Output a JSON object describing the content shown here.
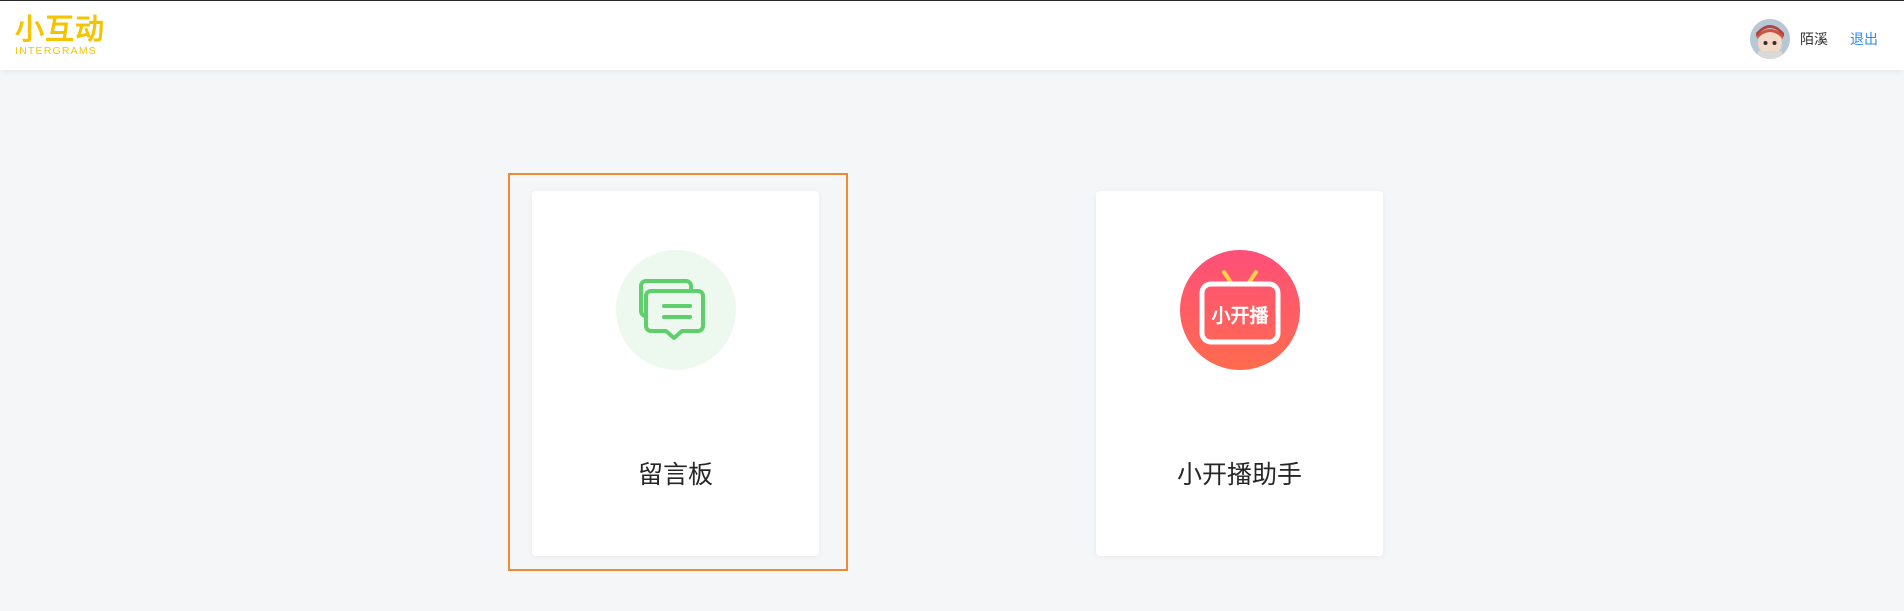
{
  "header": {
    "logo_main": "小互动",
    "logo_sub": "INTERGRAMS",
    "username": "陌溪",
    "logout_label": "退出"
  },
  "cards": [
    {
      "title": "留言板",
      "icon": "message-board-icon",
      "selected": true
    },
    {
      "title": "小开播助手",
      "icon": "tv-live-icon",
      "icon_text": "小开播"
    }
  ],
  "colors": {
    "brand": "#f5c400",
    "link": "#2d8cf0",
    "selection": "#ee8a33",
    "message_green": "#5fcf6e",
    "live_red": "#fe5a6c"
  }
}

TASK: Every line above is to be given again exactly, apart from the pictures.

WRITTEN REPLY:
Output a JSON object describing the content shown here.
{
  "header": {
    "logo_main": "小互动",
    "logo_sub": "INTERGRAMS",
    "username": "陌溪",
    "logout_label": "退出"
  },
  "cards": [
    {
      "title": "留言板",
      "icon": "message-board-icon",
      "selected": true
    },
    {
      "title": "小开播助手",
      "icon": "tv-live-icon",
      "icon_text": "小开播"
    }
  ],
  "colors": {
    "brand": "#f5c400",
    "link": "#2d8cf0",
    "selection": "#ee8a33",
    "message_green": "#5fcf6e",
    "live_red": "#fe5a6c"
  }
}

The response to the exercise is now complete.